Most of the rides here are oriented toward young children, so much of the fare tends to be on the tame side. But a more challenging addition is the SkyScreamer, which hooks you up to a line, lifts you 250 feet and sends you free-falling. Flyers are instructed to pull their own rip cords to begin their 70-mph dive. Reservations–pun intended–are required on the day of the flight. Cost is $10 to $20 (separate from the regular theme park admission) depending on the number in your group. Four can swing simultaneously, or you can fly solo.

Theme park rides include children’s bumper boats, a log-flume ride, a free-floating raft that whirls through gushing white-water rapids and self-controlled paddleboats. Be prepared to get wet on the water rides.

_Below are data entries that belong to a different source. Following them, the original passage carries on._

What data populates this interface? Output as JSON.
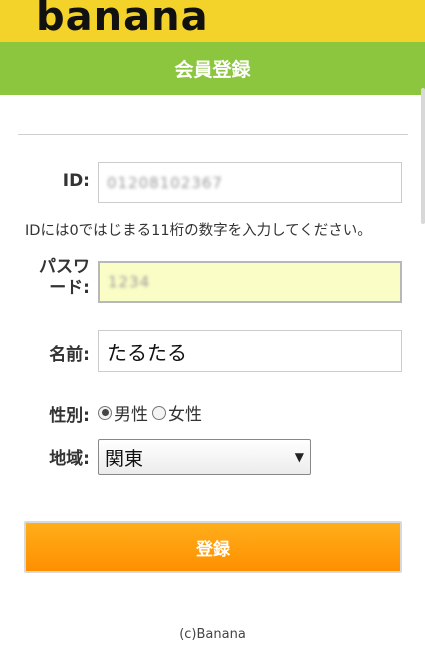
{
  "brand": {
    "logo_text": "banana"
  },
  "header": {
    "title": "会員登録"
  },
  "form": {
    "id": {
      "label": "ID:",
      "value": "01208102367"
    },
    "hint": "IDには0ではじまる11桁の数字を入力してください。",
    "password": {
      "label_line1": "パスワ",
      "label_line2": "ード:",
      "value": "1234",
      "highlight_color": "#fbfdc7"
    },
    "name": {
      "label": "名前:",
      "value": "たるたる"
    },
    "gender": {
      "label": "性別:",
      "options": [
        {
          "label": "男性",
          "selected": true
        },
        {
          "label": "女性",
          "selected": false
        }
      ]
    },
    "region": {
      "label": "地域:",
      "selected": "関東",
      "arrow": "▼"
    },
    "submit_label": "登録"
  },
  "footer": {
    "copyright": "(c)Banana"
  },
  "colors": {
    "topbar": "#f3d32a",
    "titlebar": "#8cc63f",
    "button": "#ff9900"
  }
}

A pirate-themed adventure show with breakaway masts, exploding towers, hungry sharks and hand-to-hand combat is performed several times a day in a 950-seat outdoor theater. Note: Though it doesn’t cost anything to walk around the movie set-style streets, bring lots of cash if you plan to spend much time at this theme park; the multitude of shops can empty your pockets in a hurry. And since most of the venues are outdoors, remember that sun block in the summer!

The park is open every day, but hours and admission prices vary according to season. Doors open at 10 AM, and closing time varies. Wristbands, which permit unlimited rides, cost about $12. Kiddies under 42 inches tall are admitted free, and children younger than 13 must be accompanied by an adult.

Star Trek: The Experience
Las Vegas Hilton, 3000 Paradise Rd.
(702) 732-5401

Space comes alive at the north tower of the Las Vegas Hilton, where Paramount Parks has developed an interactive Star Trek attraction. A motion simulator, designed by Iwerks Entertainment, provides thrills and spills for visitors of all ages. After receiving their mission instructions on the Bridge, passengers take the TurboLift to the shuttlecraft launch bay to board a virtual shuttlecraft. Film images immerse the craft during its “voyage.” The whole trip takes about 30 minutes.

Veteran Trekkies will enjoy the museum loaded with costumes and memorabilia. For the gamblers, the Spacequest Casino features 24,000-square-feet of floor space and three space windows, which create the illusion of orbiting Earth. Distinctively futuristic slot machines and table games enhance the 24th-century ambiance, but they’ll accept your old 20th-century money, of course. General admission to Star Trek: The Experience is $9.95 for residents and $14.95 for nonresidents. The attraction is open from 11 AM to 11 PM daily.

Richard Petty Driving School
6001 N. Las Vegas Blvd.
(702) 643-4343

This is the ultimate thrill ride–taking a spin at up to 150 mph in a Formula One (Indy) racing car at the Las Vegas Motor Speedway. The program is tailored to your abilities and needs. And it’s definitely for grown-ups with cash. Prices vary considerably, depending upon the “experience” you choose. There’s everything from the ride-along with a professional driver for $90 on up to the 30-lap, behind-the-wheel “Experience of a Lifetime” for $1,099. The speedway has specific reserved dates at the track, so call ahead for days of operation. For more information on the track, see our Spectator Sports section.

Sahara, 2535 Las Vegas Boulevard S.
(702) 737 2111

Speedworld offers a variety of virtual racing thrills, prime among them Virtual Reality Racing: eight people, eight minutes, eight bucks each. Alternatively, there’s a 3-D “motion theater”: 3-D, three minutes and three bucks for a passenger’s-eye race simulation. Everything is the highest of high-tech.